The other pieces of the argument, the good performance of the item, the colors we were dying to have, and the durability of the product might be true sometimes, and that allows us to make those excuses even though they only describe part of our purchase. A big part of Hanson and Simler’s book focuses on the idea that we use these excuses that sometimes are true or that partially describe our decisions to justify actions that signal something other than the stated reason for our action.
In the case of buying luxury goods the thing we are signaling is our wealth, which demonstrates our financial resources and can be used as a proxy for our social capital and human value. Our wealth may give others insights into our skills and abilities to do hard things, helping us stand out against a crowd. Our wealth may reveal our deep social connections or our family’s high status, two traits that certainly helped our ancestors pass their genes along in a small political tribe.
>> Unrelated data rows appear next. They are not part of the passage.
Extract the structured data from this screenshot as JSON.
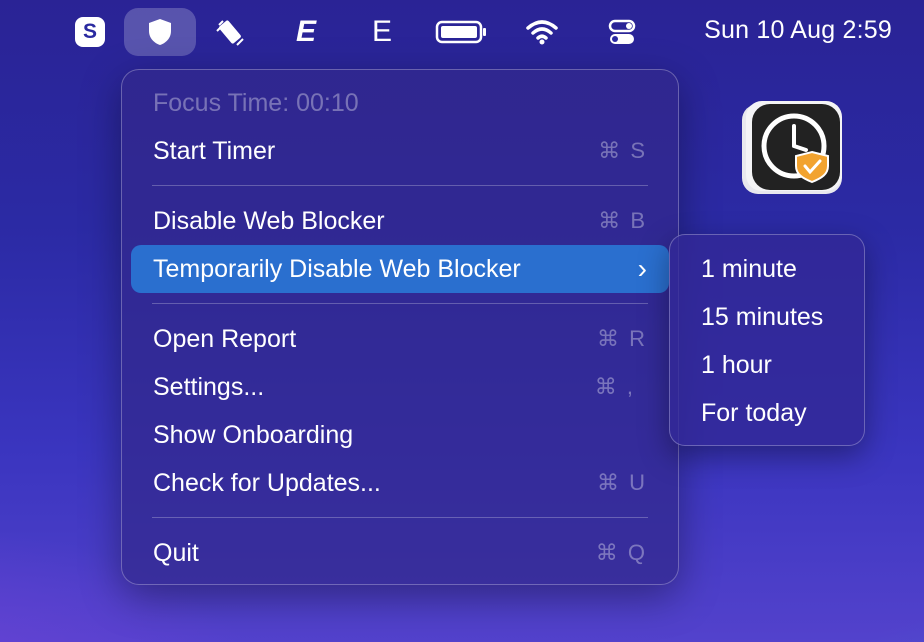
{
  "menubar": {
    "icons": [
      "skype-icon",
      "focus-shield-icon",
      "screen-rotate-icon",
      "bold-e-icon",
      "e-icon",
      "battery-icon",
      "wifi-icon",
      "control-center-icon"
    ],
    "e_letter": "E",
    "s_letter": "S",
    "clock": "Sun 10 Aug  2:59"
  },
  "menu": {
    "focus_time": "Focus Time: 00:10",
    "start_timer": {
      "label": "Start Timer",
      "shortcut": "⌘ S"
    },
    "disable_blocker": {
      "label": "Disable Web Blocker",
      "shortcut": "⌘ B"
    },
    "temp_disable": {
      "label": "Temporarily Disable Web Blocker",
      "chevron": "›"
    },
    "open_report": {
      "label": "Open Report",
      "shortcut": "⌘ R"
    },
    "settings": {
      "label": "Settings...",
      "shortcut": "⌘ ,"
    },
    "show_onboarding": {
      "label": "Show Onboarding"
    },
    "check_updates": {
      "label": "Check for Updates...",
      "shortcut": "⌘ U"
    },
    "quit": {
      "label": "Quit",
      "shortcut": "⌘ Q"
    }
  },
  "submenu": {
    "items": [
      "1 minute",
      "15 minutes",
      "1 hour",
      "For today"
    ]
  },
  "colors": {
    "highlight": "#2a6fcf",
    "desktop_top": "#2a2395",
    "desktop_bottom": "#5342cc"
  }
}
The problem today, however, is that we don’t admit this is what we are doing with our purchases, and as a result we have trouble addressing major externalities from our consumptive habits. We spend a lot of money on unnecessary luxury goods, and many people go deeply into debt to signal that they are the type of person who would own a certain type of luxury good. Our unyielding desire in the United States for ever further and greater consumption leads us to buy larger houses that we have to heat, faster cars that use more energy, and to own more clothes that will take millions of years to break down thanks to the new synthetic fibers we make them from. Our consumption and our drive to continuously signal our wealth and social value, some would argue, is poisoning and heating our planet to dangerous levels.
Simler and Hanson don’t focus on the externalities of our signaling behavior in their book, but they do acknowledge that they are there. In the book, the authors make an argument that most of us would rather ignore. That we do things for selfish motives that we would like to keep under the covers. This is important if you are an economics, sociology, or policy researcher, and for us in our daily lives, we can take a lesson from Hanson and Simler that stems from an awareness of our self-centered behavior. We can think about our signaling behaviors and ask if conspicuous consumption is really worthwhile. We can step back and ask if the ways we signal our wealth help or hurt the planet, and we can start to make decisions with positive externalities and attempt to avoid the negative externalities I mentioned above.